I like the way the writer puts an emphasis on hope, family ties and survival. Life for a New Orleans family isn't easy, but Evelyn, her daughter Jackie and Jackie's son T.C. don't let their war- drugs- and racism related problems get the better of them. Written in a cool but at the same time compassionate way this was certainly human story I could relate to.
'I'm not like Andrew and the other boys. Andrew could hold a conversation with President Roosevelt if he needed to. I ain't had to talk to nobody but my sisters for most of my life. What yo dada gon' think of me?' He looked down at his shoes and motioned toward them. 'I tried to polish them today, but wasn't no use. Only so much you can shine shit.'
Evelyn had never heard him speak in anything but the King's English, and she had to stop herself from portraying her alarm.

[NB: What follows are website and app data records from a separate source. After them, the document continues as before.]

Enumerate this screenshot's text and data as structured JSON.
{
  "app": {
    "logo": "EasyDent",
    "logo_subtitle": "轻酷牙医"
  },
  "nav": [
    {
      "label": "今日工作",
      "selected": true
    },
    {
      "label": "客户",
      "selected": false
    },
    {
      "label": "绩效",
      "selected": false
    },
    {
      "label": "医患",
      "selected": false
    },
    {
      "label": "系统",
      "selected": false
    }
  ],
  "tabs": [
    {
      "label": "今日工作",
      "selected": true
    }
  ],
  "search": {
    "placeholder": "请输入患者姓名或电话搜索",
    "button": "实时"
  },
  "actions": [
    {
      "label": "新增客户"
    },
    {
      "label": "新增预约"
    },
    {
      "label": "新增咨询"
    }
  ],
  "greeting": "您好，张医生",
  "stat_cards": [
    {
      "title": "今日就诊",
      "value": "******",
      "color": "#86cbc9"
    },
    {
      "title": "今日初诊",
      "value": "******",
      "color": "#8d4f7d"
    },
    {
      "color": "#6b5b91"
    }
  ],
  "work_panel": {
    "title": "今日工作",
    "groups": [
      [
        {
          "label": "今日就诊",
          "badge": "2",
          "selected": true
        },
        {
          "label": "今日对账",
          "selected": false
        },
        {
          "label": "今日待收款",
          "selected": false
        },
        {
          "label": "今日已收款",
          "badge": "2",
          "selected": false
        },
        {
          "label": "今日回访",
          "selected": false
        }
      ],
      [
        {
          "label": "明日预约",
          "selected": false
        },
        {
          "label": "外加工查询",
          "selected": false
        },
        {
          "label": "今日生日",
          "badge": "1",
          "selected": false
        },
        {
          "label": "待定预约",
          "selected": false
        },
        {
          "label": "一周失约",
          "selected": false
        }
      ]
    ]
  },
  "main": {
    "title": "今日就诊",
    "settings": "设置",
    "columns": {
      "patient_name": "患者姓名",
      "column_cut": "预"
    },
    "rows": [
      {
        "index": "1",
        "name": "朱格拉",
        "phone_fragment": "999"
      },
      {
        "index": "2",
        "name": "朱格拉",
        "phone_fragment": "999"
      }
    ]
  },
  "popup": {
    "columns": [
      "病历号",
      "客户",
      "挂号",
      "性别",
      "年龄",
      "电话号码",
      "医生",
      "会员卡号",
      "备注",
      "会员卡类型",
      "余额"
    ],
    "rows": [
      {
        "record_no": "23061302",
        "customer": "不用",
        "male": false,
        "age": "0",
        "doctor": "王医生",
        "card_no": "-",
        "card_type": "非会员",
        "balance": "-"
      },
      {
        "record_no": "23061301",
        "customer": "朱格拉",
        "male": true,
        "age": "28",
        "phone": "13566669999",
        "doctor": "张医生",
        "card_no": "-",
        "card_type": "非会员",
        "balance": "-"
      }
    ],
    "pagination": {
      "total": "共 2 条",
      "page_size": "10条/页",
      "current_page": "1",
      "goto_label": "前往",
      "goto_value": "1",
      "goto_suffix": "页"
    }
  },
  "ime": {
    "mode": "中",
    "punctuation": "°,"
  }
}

'Don't say that, baby,' she said, still rubbing his back, and she said it again when she could think of nothing else to follow it. 'It will be a privilege for my daddy to meet someone like you.' She thought to slacken her tongue to even them out a little. 'At the end of the day ain't we all just Negroes?'